DRU Daily Reading Update 1 – Fatal Alliance “Very Nice Writing Trick” or “Writing Trick That Adds Depth”
The Old Republic: Fatal Alliance by Sean Williams
Sean Williams is a very good writer. Do not let my negative comments on The Force Unleashed be reflected at all on your opinion of Sean Williams’ writing. He is an excellent writer. The Force Heretic trilogy in the New Jedi Order were some of the best of that series, and I really like Sean Williams a great deal, and The Old Republic: Fatal Alliance shows me why. The Old Republic: Fatal Alliance is a tie-in novel to the upcoming online video game that cost more that most third world countries, and if the game, lives up to this novel, it will be as successful a game as the The Force Unleashed duology, that I am sure will become a trilogy.
I am getting close to the middle of the novel, and I have enjoyed it thoroughly. This novel is a multi-perspectival novel. How do you like that big word? What I mean is that Williams tells this story through the eyes of multiple people. You see this story from the perspective of a Sith apprentice, a Jedi apprentice, a black opp soldier, a pirate, among others. This bouncing around from the mind of character to another character adds a richness to this story that I love. I reminds me of Robart Jordan’s Wheel of Time series that follows dozens of characters and brings them all together, but The Old Republic: Fatal Alliance does this on a smaller scale which adds a pace to the story that The Wheel of Time series does not have.
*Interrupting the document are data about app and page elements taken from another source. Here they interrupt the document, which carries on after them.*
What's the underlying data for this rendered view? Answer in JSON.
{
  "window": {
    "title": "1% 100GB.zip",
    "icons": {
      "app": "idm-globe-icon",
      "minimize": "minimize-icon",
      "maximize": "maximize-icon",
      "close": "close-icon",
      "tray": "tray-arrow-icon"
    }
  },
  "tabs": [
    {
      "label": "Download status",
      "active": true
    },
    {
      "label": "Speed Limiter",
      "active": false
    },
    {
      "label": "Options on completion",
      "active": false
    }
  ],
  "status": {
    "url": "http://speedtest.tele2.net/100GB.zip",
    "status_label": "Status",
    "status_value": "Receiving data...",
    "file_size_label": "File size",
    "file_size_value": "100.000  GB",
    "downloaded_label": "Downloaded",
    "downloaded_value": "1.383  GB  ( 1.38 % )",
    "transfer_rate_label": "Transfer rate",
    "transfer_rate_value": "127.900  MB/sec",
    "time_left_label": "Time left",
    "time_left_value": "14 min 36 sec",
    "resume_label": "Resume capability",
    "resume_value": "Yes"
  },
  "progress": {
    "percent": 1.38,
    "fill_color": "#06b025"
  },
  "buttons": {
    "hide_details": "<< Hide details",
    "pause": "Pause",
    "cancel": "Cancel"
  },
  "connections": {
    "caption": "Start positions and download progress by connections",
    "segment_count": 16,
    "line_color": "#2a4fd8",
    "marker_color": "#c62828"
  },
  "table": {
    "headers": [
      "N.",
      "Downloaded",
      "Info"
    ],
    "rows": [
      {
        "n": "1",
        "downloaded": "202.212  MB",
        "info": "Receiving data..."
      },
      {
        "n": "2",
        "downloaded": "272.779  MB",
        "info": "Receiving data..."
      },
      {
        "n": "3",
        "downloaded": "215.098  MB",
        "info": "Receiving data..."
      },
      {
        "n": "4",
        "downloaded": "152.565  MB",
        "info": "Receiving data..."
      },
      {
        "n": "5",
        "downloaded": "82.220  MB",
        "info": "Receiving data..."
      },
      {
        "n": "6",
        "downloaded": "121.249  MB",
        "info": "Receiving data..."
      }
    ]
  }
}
A couple of things has surprised me to this point about this novel. Writing from the perspective of so many characters, I get excited knowing that these characters are going to meet at some point in the story. I love watching these stories collide. The Old Republic: Fatal Alliance reminds me of the story style of Crosscurrent by Paul Kemp, which is a novel I enjoyed, but there is one significant and surprising, in a good way, difference in the two novels. In Crosscurrent, Paul Kemp waited until the end to bring all of his characters and storylines together…not Sean Williams. Sean Williams brings his characters together much sooner with a rather lengthy battle between Jedi and Sith…then Jedi, Sith and Mando…then Jedi, Sith, Mando, and Mysterious Droids…then Jedi, Sith, Mando, Mysterious Droids, Palace Security, and Former Black Opps Agent. As you can see this fight becomes a free for all that was very fun to read, but Williams does one really nice writing technique that made this battle from good to great.